Genetic variations help target location of prostate cancer genes

November 2, 2006

The National Cancer Institute has released new data from the Cancer Genetic Markers of Susceptibility study on prostate cancer that may help identify genetic factors that influence the disease and will be integral to the discovery and development of new targeted therapies.

The National Cancer Institute has released new data from the Cancer Genetic Markers of Susceptibility study on prostate cancer that may help identify genetic factors that influence the disease and will be integral to the discovery and development of new targeted therapies.

“Knowing which genes are most likely to lead to cancer will greatly enhance our ability to diagnose the disease at its earliest stages, as well as develop therapies to treat cancer when it is most vulnerable to attack,” said NCI Director John E. Niederhuber, MD.

By finding genetic variations that differ in frequency between patient and control groups, researchers can identify the location of multiple inherited genes that increase or decrease the risk of prostate cancer. The genetic samples of prostate cancer came from more than 1,100 men with the disease and 1,100 men without it. The samples include more than 680 million individual genotypes including 310,000 genetic variants.

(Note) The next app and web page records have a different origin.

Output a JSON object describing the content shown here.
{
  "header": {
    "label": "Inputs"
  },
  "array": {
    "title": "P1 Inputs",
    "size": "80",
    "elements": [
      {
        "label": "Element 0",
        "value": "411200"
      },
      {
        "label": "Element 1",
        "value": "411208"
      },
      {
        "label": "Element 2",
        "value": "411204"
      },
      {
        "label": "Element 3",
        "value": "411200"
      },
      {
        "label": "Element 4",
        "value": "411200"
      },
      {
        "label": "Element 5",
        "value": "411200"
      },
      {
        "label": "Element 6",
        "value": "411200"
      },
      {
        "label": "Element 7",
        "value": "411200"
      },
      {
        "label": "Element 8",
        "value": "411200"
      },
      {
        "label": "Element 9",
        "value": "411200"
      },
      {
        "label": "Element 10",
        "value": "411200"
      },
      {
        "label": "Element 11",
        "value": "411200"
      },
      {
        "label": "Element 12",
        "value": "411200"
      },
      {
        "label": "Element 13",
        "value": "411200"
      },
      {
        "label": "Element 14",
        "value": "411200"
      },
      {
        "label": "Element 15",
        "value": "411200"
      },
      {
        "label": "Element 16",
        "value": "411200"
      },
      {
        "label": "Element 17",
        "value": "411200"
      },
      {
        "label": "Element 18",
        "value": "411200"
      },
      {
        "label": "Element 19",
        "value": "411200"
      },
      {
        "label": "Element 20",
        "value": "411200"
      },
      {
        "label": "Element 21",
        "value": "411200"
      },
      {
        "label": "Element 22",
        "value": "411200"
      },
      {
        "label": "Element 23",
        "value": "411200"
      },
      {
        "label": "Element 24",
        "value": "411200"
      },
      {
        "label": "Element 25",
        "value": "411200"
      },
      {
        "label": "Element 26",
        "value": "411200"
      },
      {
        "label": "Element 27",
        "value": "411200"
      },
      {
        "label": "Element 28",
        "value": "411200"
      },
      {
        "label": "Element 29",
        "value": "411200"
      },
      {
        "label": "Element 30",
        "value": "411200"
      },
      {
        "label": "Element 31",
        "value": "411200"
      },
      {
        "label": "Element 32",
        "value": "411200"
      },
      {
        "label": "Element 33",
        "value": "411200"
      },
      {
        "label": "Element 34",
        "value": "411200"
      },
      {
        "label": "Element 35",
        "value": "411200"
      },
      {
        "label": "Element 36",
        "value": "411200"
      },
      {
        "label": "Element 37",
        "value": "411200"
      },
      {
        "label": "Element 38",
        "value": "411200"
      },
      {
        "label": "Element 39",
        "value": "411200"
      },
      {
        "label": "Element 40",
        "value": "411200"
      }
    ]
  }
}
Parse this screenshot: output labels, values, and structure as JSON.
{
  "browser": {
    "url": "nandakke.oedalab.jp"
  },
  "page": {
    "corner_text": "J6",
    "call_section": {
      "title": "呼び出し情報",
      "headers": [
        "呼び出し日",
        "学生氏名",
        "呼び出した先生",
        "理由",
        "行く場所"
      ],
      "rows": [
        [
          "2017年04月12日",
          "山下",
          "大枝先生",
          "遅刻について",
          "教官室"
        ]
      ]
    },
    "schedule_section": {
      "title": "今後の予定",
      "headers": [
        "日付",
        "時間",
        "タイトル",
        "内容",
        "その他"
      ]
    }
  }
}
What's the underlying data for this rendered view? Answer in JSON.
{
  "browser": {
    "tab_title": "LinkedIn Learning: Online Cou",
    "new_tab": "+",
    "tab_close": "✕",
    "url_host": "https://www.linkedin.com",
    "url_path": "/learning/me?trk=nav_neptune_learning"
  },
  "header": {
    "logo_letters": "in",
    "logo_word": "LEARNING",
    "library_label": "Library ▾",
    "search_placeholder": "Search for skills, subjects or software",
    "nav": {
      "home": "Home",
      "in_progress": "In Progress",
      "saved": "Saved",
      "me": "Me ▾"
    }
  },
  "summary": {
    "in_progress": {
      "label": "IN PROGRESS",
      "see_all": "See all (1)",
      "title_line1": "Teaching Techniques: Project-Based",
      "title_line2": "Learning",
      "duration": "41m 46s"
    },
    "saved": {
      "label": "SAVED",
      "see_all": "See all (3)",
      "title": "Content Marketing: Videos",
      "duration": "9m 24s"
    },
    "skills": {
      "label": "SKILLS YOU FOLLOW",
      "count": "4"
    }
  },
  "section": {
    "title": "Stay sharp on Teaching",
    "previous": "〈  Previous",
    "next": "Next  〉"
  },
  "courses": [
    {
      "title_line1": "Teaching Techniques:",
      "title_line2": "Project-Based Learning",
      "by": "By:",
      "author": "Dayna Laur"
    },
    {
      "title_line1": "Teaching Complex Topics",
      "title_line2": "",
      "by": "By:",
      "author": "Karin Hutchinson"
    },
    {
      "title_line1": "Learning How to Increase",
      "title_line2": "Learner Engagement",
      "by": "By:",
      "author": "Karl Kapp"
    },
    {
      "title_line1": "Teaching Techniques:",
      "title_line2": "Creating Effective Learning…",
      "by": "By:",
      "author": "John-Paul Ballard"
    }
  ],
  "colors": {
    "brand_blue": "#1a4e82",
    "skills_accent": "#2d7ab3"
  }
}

In related news, researchers from 12 institutions, including the National Human Genome Research Institute, announced the results of the first genome-wide linkage study of prostate cancer in African-Americans. Using genetic markers, researchers identified several regions of the human genome that likely contain genes that, when altered, increase the risk of developing prostate cancer.

The African-American Hereditary Prostate Cancer study network recruited 77 African-American extended families, which encompassed a total of 418 men with prostate cancer, to participate in the study. All of the families had at least four men who had been diagnosed with prostate cancer.

“Since this disease is so important in this population, this is a critical study in terms of our ability to understand the molecular mechanisms responsible for the disproportionate risk observed in African-American men for both diagnosis and mortality from prostate cancer,” said William B. Isaacs, PhD, of Johns Hopkins University School of Medicine, Baltimore, who is head of the International Consortium for Prostate Cancer Genetics. “The mapping information provided by these researchers will provide essential information necessary for the ultimate identification of the genes involved, and hopefully for the mechanistically based efforts to address this disparity.”

The findings are scheduled for publication in The Prostate.